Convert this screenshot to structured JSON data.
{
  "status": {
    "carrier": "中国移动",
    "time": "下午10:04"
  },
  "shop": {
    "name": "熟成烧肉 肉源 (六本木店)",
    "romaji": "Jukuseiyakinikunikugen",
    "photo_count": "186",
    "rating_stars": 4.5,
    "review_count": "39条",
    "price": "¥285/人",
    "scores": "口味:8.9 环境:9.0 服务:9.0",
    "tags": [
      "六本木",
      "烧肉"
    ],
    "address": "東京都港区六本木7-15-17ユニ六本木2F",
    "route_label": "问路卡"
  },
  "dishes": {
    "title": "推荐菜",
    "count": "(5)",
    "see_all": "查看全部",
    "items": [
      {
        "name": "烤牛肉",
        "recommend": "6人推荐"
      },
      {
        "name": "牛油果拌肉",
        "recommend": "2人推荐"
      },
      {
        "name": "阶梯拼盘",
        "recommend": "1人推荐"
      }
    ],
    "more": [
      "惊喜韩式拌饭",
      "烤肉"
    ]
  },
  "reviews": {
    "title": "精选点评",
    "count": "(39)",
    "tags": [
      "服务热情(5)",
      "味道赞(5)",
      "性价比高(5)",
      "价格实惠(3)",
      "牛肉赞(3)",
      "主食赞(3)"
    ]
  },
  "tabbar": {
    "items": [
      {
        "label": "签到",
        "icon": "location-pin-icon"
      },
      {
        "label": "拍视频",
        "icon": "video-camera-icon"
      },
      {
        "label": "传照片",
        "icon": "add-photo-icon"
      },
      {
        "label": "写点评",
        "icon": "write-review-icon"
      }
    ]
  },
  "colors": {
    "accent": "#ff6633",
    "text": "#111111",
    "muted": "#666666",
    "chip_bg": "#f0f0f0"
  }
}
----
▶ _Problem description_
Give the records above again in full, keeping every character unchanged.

▶ _Response_
Convert this screenshot to structured JSON data.
{
  "status": {
    "carrier": "中国移动",
    "time": "下午10:04"
  },
  "shop": {
    "name": "熟成烧肉 肉源 (六本木店)",
    "romaji": "Jukuseiyakinikunikugen",
    "photo_count": "186",
    "rating_stars": 4.5,
    "review_count": "39条",
    "price": "¥285/人",
    "scores": "口味:8.9 环境:9.0 服务:9.0",
    "tags": [
      "六本木",
      "烧肉"
    ],
    "address": "東京都港区六本木7-15-17ユニ六本木2F",
    "route_label": "问路卡"
  },
  "dishes": {
    "title": "推荐菜",
    "count": "(5)",
    "see_all": "查看全部",
    "items": [
      {
        "name": "烤牛肉",
        "recommend": "6人推荐"
      },
      {
        "name": "牛油果拌肉",
        "recommend": "2人推荐"
      },
      {
        "name": "阶梯拼盘",
        "recommend": "1人推荐"
      }
    ],
    "more": [
      "惊喜韩式拌饭",
      "烤肉"
    ]
  },
  "reviews": {
    "title": "精选点评",
    "count": "(39)",
    "tags": [
      "服务热情(5)",
      "味道赞(5)",
      "性价比高(5)",
      "价格实惠(3)",
      "牛肉赞(3)",
      "主食赞(3)"
    ]
  },
  "tabbar": {
    "items": [
      {
        "label": "签到",
        "icon": "location-pin-icon"
      },
      {
        "label": "拍视频",
        "icon": "video-camera-icon"
      },
      {
        "label": "传照片",
        "icon": "add-photo-icon"
      },
      {
        "label": "写点评",
        "icon": "write-review-icon"
      }
    ]
  },
  "colors": {
    "accent": "#ff6633",
    "text": "#111111",
    "muted": "#666666",
    "chip_bg": "#f0f0f0"
  }
}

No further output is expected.